The Town of Nags Head plans to stick with their current curbside recycling hauler while looking at their options for the future, even though the materials are being incinerated instead of recycled.
The Board of Commissioners voted Wednesday to give Bay Disposal permission to continue to divert Nags Head’s recyclables at least through June 30, according to a news release.
“We want everyone to understand that the recyclables collected currently are not being sold to a manufacturer who will re-use the material; instead, they are being incinerated in a waste-to-energy facility,” said Nags Head Town Manager Cliff Ogburn.
“While that is better than sending the material to a landfill, it is not true recycling,” Ogburn said.
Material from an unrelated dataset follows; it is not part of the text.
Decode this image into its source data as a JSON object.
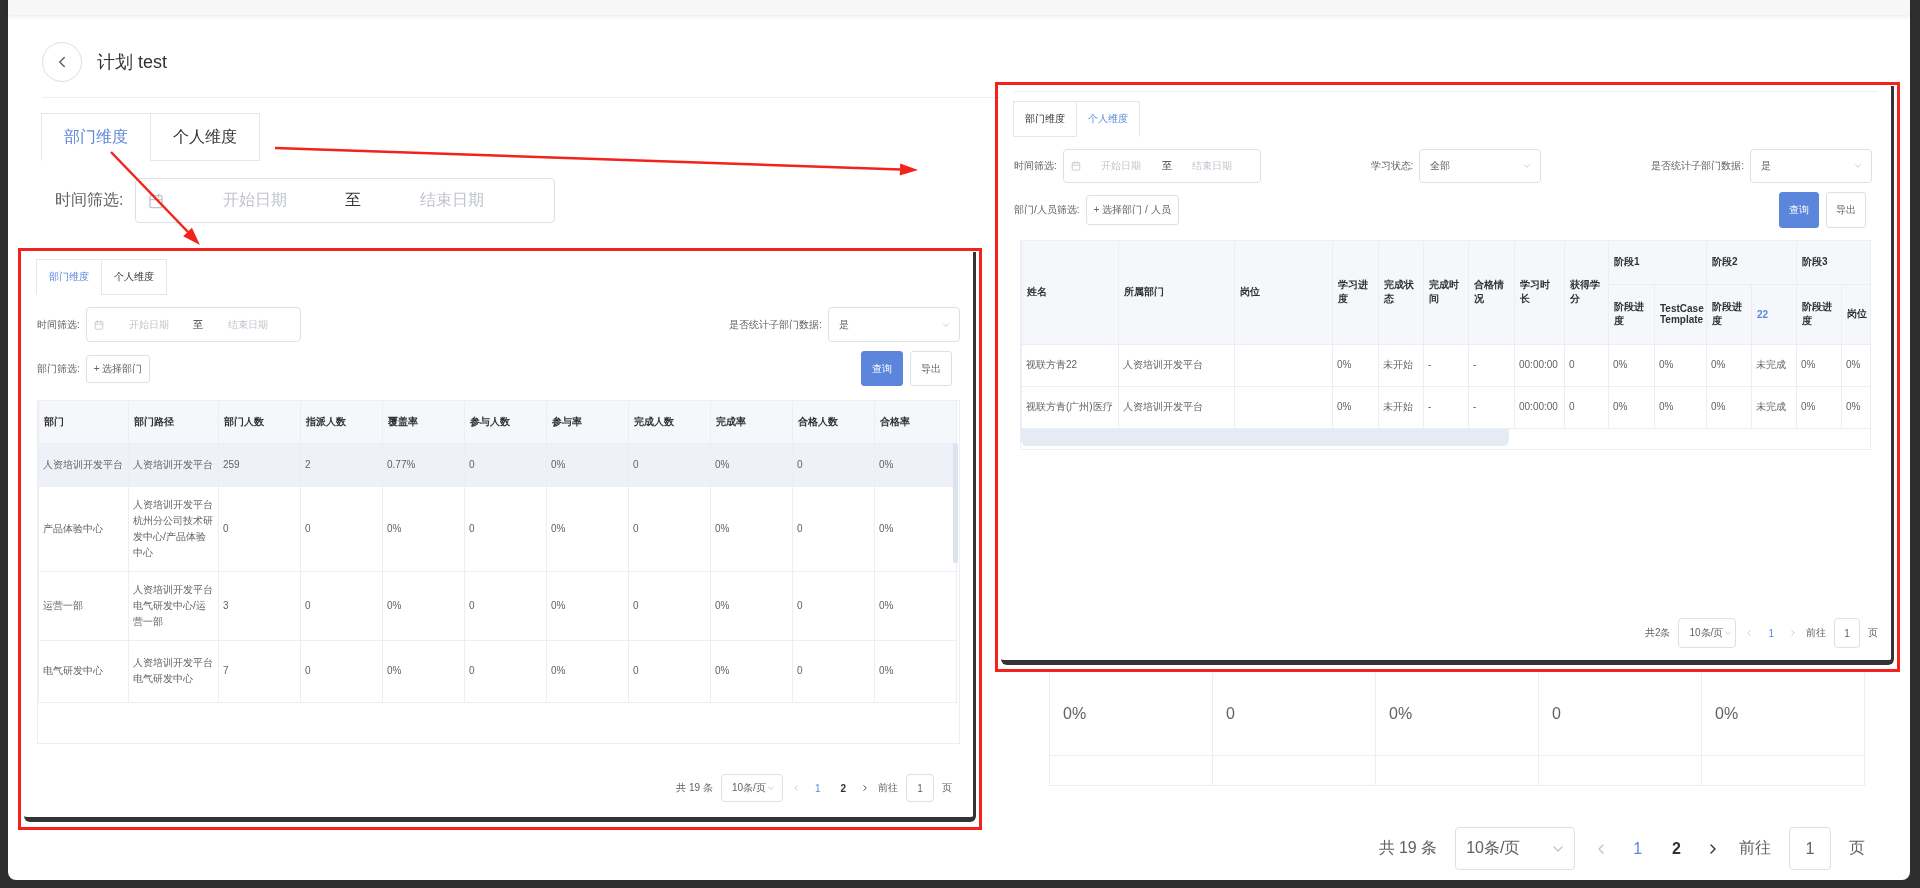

The company notified the town on January 7 that the materials were being transported to a waste-to-energy facility in Portsmouth because the hauler had been unable to find a purchaser for the material.
The waste is used to generate electricity, while steam from the facility helps meet the needs of the nearby U.S. Navy shipyard.
“The recycling industry has been negatively impacted by China’s decision to stop taking America’s recyclables,” Ogburn said. “We are now among the many local governments throughout the country that are revisiting their recycling programs due to cost increases.”
Southern Shores, the first municipality on the Outer Banks to offer curbside service, was also examining its contract with Bay Disposal.
Currituck commissioners plan to discuss the future of curbside recycling in Corolla this year during the budget process, according to county spokesperson Randall Edwards.
“The county continues to collect recyclable materials in Corolla,” Edwards said. “We also still have the recycling containers at each of the county’s Convenience Centers for citizens to dispose of recyclable goods.”
In diverting Nags Head’s recyclables to the waste-to-energy facility, Bay Disposal was not fully abiding by their contract with the town, which stipulates that no more than 10 percent by weight of all collected recyclable materials is to be taken to the landfill and/or incinerated without the town’s permission.
The North Carolina Department of Environmental Quality has notified the Town that it is aware of the issue and is working on a possible solution for the area.
“Our Board of Commissioners has decided to continue the current process while we investigate other fiscally-responsible and environmentally-friendly options,” Ogburn said.